▸ Task to complete
Every entry, from first to last, is to be written out exactly.
──────── Exercise inputs ────────
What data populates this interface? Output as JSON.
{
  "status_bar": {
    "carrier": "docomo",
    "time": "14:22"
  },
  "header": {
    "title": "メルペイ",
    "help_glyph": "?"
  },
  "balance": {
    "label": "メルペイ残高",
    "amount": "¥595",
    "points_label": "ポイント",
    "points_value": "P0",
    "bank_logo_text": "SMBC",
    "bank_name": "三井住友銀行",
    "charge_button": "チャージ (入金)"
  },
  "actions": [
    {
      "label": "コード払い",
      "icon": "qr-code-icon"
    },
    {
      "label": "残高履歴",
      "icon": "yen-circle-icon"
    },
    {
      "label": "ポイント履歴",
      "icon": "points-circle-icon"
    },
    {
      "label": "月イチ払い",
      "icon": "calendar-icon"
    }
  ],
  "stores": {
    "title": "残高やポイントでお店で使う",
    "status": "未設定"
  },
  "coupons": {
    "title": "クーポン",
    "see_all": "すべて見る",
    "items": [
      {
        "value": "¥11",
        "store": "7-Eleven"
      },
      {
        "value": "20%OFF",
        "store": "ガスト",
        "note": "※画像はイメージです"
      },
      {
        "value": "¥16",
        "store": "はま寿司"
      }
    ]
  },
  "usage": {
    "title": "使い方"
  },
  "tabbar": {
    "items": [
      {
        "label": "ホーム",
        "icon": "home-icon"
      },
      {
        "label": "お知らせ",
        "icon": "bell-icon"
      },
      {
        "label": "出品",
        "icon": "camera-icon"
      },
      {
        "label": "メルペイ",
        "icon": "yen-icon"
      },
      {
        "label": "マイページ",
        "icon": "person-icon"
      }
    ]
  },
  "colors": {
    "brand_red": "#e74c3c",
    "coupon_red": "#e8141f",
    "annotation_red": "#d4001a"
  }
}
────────
▸ Result of the exercise
What data populates this interface? Output as JSON.
{
  "status_bar": {
    "carrier": "docomo",
    "time": "14:22"
  },
  "header": {
    "title": "メルペイ",
    "help_glyph": "?"
  },
  "balance": {
    "label": "メルペイ残高",
    "amount": "¥595",
    "points_label": "ポイント",
    "points_value": "P0",
    "bank_logo_text": "SMBC",
    "bank_name": "三井住友銀行",
    "charge_button": "チャージ (入金)"
  },
  "actions": [
    {
      "label": "コード払い",
      "icon": "qr-code-icon"
    },
    {
      "label": "残高履歴",
      "icon": "yen-circle-icon"
    },
    {
      "label": "ポイント履歴",
      "icon": "points-circle-icon"
    },
    {
      "label": "月イチ払い",
      "icon": "calendar-icon"
    }
  ],
  "stores": {
    "title": "残高やポイントでお店で使う",
    "status": "未設定"
  },
  "coupons": {
    "title": "クーポン",
    "see_all": "すべて見る",
    "items": [
      {
        "value": "¥11",
        "store": "7-Eleven"
      },
      {
        "value": "20%OFF",
        "store": "ガスト",
        "note": "※画像はイメージです"
      },
      {
        "value": "¥16",
        "store": "はま寿司"
      }
    ]
  },
  "usage": {
    "title": "使い方"
  },
  "tabbar": {
    "items": [
      {
        "label": "ホーム",
        "icon": "home-icon"
      },
      {
        "label": "お知らせ",
        "icon": "bell-icon"
      },
      {
        "label": "出品",
        "icon": "camera-icon"
      },
      {
        "label": "メルペイ",
        "icon": "yen-icon"
      },
      {
        "label": "マイページ",
        "icon": "person-icon"
      }
    ]
  },
  "colors": {
    "brand_red": "#e74c3c",
    "coupon_red": "#e8141f",
    "annotation_red": "#d4001a"
  }
}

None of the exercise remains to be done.